> _Problem details_: Below are records that must be duplicated exactly.

── Study material

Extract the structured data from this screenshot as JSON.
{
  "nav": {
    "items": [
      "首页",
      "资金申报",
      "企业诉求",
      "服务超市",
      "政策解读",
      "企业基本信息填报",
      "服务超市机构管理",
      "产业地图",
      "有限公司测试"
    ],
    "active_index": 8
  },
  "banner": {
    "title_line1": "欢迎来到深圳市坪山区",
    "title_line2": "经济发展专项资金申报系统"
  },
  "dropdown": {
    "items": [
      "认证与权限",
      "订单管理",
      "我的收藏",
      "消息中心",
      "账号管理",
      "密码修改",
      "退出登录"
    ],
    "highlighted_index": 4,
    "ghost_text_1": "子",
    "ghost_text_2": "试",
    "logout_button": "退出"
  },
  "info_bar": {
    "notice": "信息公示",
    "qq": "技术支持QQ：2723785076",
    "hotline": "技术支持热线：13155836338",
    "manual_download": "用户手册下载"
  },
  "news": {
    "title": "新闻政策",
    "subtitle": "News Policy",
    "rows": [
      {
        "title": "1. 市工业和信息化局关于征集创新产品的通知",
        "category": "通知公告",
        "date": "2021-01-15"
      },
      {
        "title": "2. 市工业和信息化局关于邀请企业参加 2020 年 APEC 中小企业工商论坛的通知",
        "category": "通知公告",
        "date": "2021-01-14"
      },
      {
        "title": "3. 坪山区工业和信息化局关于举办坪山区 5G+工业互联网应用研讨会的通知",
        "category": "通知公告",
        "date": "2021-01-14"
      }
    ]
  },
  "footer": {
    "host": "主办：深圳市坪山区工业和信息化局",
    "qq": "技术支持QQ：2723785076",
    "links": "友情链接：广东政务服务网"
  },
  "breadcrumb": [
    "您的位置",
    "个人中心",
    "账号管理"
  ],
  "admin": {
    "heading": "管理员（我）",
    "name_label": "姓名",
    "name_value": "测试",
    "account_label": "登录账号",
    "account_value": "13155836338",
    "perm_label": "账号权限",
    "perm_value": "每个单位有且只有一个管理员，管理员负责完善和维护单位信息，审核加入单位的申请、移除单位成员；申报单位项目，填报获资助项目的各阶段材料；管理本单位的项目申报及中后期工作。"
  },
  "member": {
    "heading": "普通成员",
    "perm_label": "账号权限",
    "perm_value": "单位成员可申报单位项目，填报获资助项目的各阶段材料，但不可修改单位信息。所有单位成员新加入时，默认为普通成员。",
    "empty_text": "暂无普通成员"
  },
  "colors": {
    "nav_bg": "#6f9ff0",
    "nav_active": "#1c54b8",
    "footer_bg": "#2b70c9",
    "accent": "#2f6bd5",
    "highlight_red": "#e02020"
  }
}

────

> _Solution below_:
Extract the structured data from this screenshot as JSON.
{
  "nav": {
    "items": [
      "首页",
      "资金申报",
      "企业诉求",
      "服务超市",
      "政策解读",
      "企业基本信息填报",
      "服务超市机构管理",
      "产业地图",
      "有限公司测试"
    ],
    "active_index": 8
  },
  "banner": {
    "title_line1": "欢迎来到深圳市坪山区",
    "title_line2": "经济发展专项资金申报系统"
  },
  "dropdown": {
    "items": [
      "认证与权限",
      "订单管理",
      "我的收藏",
      "消息中心",
      "账号管理",
      "密码修改",
      "退出登录"
    ],
    "highlighted_index": 4,
    "ghost_text_1": "子",
    "ghost_text_2": "试",
    "logout_button": "退出"
  },
  "info_bar": {
    "notice": "信息公示",
    "qq": "技术支持QQ：2723785076",
    "hotline": "技术支持热线：13155836338",
    "manual_download": "用户手册下载"
  },
  "news": {
    "title": "新闻政策",
    "subtitle": "News Policy",
    "rows": [
      {
        "title": "1. 市工业和信息化局关于征集创新产品的通知",
        "category": "通知公告",
        "date": "2021-01-15"
      },
      {
        "title": "2. 市工业和信息化局关于邀请企业参加 2020 年 APEC 中小企业工商论坛的通知",
        "category": "通知公告",
        "date": "2021-01-14"
      },
      {
        "title": "3. 坪山区工业和信息化局关于举办坪山区 5G+工业互联网应用研讨会的通知",
        "category": "通知公告",
        "date": "2021-01-14"
      }
    ]
  },
  "footer": {
    "host": "主办：深圳市坪山区工业和信息化局",
    "qq": "技术支持QQ：2723785076",
    "links": "友情链接：广东政务服务网"
  },
  "breadcrumb": [
    "您的位置",
    "个人中心",
    "账号管理"
  ],
  "admin": {
    "heading": "管理员（我）",
    "name_label": "姓名",
    "name_value": "测试",
    "account_label": "登录账号",
    "account_value": "13155836338",
    "perm_label": "账号权限",
    "perm_value": "每个单位有且只有一个管理员，管理员负责完善和维护单位信息，审核加入单位的申请、移除单位成员；申报单位项目，填报获资助项目的各阶段材料；管理本单位的项目申报及中后期工作。"
  },
  "member": {
    "heading": "普通成员",
    "perm_label": "账号权限",
    "perm_value": "单位成员可申报单位项目，填报获资助项目的各阶段材料，但不可修改单位信息。所有单位成员新加入时，默认为普通成员。",
    "empty_text": "暂无普通成员"
  },
  "colors": {
    "nav_bg": "#6f9ff0",
    "nav_active": "#1c54b8",
    "footer_bg": "#2b70c9",
    "accent": "#2f6bd5",
    "highlight_red": "#e02020"
  }
}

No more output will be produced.